Recent developments in European Consumer Law: Sanctions for breaching national rules on consumer credit: the CJEU in C-303/20
Earlier this month the CJEU delivered another judgment on the interpretation of Directive 2008/48/EC on Consumer Credit Agreements. In C-303/20 Ultimo Portfolio Investment SA v KM the CJEU was asked to interpret Art. 23 of the Directive, according to which, penalties for breach of national rules on consumer credit must be effective, proportionate, and dissuasive.
The consumer, KM concluded a consumer credit agreement with Aasa Polska, from which agreement the debt was assigned to the claimant, Ultimo Portfolio Investment. Although the monthly installments for this loan were only around 88 EUR (408 PLN), it transpired that at the time when the contract was concluded, the consumer was heavily indebted, having 23 loans, and her husband independently extra 24 active loans! These together totaled approximately 98 840 EUR (457 830 PLN) amounting to a monthly figure of approx. 2 153 EUR (2300 PLN). At the time, KN was employed with a net salary of approx. 500 EUR (2300 PLN) and her husband was out of work, with no disposable income.
Unsurprisingly, the consumer was unable to honour her payment obligations, and following the default, the claimant brought an action in front of the competent Polish court. The defendant consumer however alleged that before the loan was approved, the lender did not ask any questions to enquire about her financial situation: her outstanding debts, her disposable income, or the debts of her household. Since the claimant was unable to provide proof to the contrary, the court tackled the issue of sanctions, questioning whether the Polish rules correctly implemented Art. 23 of the Directive. In particular, the referring court specified that the Polish Code of Minor Offences only imposes a fine for breaching responsible lending obligations, and this fine is time-barred and only affects the natural persons within the credit institutions such as the director of the company or the credit intermediary.
The legal question
The referring court effectively asked whether Art. 23 of the Directive must be interpreted to mean that in determining the effectiveness, proportionality, and dissuasiveness of the penalties courts could only take into account provision(s) of the national law specially adopted to implement Art. 23 of the Directive?
The CJEU ruled that in interpreting Art. 23 of the Directive, national courts must take into account not only the special national provisions that are adopted to transpose the Directive but also the other provisions of the relevant law that should be interpreted in the light of the working and objectives of the Directive.

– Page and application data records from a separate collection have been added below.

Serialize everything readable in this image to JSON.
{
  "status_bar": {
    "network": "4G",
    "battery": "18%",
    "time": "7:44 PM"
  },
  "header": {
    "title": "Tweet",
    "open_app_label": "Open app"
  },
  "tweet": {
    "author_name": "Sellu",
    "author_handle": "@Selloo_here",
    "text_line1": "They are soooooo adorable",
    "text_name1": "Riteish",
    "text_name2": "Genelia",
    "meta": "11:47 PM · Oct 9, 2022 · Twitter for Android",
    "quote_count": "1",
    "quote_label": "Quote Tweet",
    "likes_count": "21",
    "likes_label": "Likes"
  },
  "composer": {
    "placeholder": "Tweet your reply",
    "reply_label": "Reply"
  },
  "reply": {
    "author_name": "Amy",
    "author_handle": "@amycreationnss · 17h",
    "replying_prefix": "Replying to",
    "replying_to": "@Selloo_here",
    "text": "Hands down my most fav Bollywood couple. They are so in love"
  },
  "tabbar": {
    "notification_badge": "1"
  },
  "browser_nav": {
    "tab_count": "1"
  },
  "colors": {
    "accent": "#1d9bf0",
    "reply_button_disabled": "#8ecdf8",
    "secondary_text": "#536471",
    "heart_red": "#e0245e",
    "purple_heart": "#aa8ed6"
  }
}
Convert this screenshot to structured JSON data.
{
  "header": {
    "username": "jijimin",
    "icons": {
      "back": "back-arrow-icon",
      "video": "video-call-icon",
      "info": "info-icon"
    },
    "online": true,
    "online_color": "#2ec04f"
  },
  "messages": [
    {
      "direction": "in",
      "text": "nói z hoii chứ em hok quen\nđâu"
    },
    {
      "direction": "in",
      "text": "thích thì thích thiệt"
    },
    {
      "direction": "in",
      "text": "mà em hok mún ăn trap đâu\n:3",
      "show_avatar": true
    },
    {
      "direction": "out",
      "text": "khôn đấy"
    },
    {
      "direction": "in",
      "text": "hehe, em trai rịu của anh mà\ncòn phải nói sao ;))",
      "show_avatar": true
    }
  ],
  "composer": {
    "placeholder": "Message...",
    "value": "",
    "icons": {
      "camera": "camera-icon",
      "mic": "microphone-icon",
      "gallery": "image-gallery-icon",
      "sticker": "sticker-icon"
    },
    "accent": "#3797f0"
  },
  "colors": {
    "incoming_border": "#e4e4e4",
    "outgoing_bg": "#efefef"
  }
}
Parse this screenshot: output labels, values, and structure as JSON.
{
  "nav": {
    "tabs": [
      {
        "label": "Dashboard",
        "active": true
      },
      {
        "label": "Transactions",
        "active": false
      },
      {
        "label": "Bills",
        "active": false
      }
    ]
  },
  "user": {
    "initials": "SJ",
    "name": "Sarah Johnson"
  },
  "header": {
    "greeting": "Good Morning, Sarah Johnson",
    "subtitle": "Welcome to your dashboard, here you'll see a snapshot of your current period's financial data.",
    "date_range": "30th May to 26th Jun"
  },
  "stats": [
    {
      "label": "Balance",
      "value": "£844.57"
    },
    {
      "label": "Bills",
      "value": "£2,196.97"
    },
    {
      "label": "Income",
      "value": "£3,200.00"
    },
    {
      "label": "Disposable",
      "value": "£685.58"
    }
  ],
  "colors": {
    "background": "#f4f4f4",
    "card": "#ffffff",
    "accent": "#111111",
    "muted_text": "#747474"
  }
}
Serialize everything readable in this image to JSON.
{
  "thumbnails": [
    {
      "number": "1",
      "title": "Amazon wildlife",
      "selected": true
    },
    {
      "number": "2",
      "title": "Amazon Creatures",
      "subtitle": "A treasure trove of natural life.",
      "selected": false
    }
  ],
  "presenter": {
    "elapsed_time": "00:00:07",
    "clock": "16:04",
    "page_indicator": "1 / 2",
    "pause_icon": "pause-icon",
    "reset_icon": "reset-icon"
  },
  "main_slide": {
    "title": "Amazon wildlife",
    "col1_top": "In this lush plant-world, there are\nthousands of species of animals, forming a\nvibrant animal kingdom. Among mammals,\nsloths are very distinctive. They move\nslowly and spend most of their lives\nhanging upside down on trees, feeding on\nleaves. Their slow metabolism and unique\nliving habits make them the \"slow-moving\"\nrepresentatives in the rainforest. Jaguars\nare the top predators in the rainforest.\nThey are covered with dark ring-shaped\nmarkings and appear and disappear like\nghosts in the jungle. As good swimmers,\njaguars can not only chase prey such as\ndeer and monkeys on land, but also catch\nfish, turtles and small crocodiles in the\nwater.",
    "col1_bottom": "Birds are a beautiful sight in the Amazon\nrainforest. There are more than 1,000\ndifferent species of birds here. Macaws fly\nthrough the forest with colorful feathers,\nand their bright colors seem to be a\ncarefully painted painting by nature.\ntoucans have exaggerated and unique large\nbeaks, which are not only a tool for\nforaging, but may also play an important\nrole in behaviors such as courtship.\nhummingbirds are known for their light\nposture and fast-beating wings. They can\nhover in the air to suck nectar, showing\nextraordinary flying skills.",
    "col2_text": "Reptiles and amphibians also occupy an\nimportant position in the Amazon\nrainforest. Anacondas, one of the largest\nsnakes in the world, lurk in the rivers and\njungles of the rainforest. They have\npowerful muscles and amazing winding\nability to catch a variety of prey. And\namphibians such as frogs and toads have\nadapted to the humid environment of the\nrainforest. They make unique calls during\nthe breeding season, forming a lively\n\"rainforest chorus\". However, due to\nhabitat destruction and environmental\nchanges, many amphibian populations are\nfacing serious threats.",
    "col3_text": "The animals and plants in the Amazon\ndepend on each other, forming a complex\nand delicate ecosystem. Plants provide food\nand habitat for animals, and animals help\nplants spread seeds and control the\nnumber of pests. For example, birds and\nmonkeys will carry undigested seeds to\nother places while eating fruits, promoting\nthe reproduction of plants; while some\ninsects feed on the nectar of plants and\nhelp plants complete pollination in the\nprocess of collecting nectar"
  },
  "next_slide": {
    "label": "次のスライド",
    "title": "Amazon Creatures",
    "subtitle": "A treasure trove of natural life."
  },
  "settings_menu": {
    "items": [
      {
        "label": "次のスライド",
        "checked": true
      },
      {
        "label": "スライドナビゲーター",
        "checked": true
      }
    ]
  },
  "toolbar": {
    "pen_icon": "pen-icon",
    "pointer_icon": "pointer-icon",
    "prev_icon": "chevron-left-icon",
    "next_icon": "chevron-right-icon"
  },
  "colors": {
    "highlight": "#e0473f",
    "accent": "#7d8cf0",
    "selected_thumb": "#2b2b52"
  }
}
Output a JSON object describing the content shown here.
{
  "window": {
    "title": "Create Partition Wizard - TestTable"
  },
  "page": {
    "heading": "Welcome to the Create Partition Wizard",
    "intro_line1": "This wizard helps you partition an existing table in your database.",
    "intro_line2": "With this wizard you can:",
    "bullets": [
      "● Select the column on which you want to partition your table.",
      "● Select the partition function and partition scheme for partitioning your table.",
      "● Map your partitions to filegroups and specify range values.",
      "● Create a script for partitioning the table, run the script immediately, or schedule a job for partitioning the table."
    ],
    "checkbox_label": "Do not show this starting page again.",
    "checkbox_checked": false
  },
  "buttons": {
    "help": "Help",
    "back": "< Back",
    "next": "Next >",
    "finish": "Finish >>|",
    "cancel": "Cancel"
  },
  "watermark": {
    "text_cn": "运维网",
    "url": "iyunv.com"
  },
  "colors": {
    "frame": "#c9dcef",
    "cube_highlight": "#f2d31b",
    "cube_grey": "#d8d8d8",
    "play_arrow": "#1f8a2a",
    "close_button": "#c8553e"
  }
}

In its reasoning to CJEU acknowledged that the low amount of the penalty or that facts that it only applies to natural persons may be indicative of its shortcomings. Referring to its earlier case law it reiterated, penalities to be effective and dissuasive they must deprive the economic benefit of the infringement and must have a positive effect on the consumer in question.
However, the CJEU reminded that under Art. 288 TEFU, directives are legal instruments that are result-oriented, while binding on the result to be achieved they leave discretion to the Member States in the form and method of implementation. Consequently, transposition does not necessarily require legislative action. The existence of general principles and general rules may render a legislative action superfluous. It follows, that in order to determine whether a national law adequately implemented the obligations resulting from the given directive, it is important to take into account not only the legislation specifically adopted for the purposes of transposing the directive but also ‘all the available and applicable legal rules.’ National courts must therefore consider the whole body of rules of national law and interpret them in the light of the wording and purpose of the Directive in order to achieve the outcome that is consistent with the objectives pursued by the Directive.
In the present case, the court highlighted that Polish law benefits from a range of civil penalties in addition to those in the Code of Minor Offences. Importantly, the CJEU also highlighted that the case at hand would benefit from the penalty applicable for using unfair terms. Namely, Directive 1993/13/EC on unfair contract terms was implemented in Polish law to render excessive charges not binding on consumers (see our report on Profi Credit Polska).
This judgment provided an important contribution to our understanding of European consumer credit law. It suggests a holistic or we could call a ‘contextual approach’ to interpreting the fairly vague and general provision on penalties in Art. 23 of the Directive, giving it a more concrete content in a national context. The important message is that in determining whether the sanction meets the requirements of the Directive, national courts must take into account all available sanctions under the applicable national rules, and the CJEU seems to suggest that if more than one sanction is applicable, national courts should weigh them up according to the criteria provided in Art. 23. The judgment also gives useful hints on how to interpret what is effective and dissuasive in the case at hand, and it could be read in connection with other judgments that tackled the aspect of proportionality of sanctions (see our report on Home Credit Slovakia).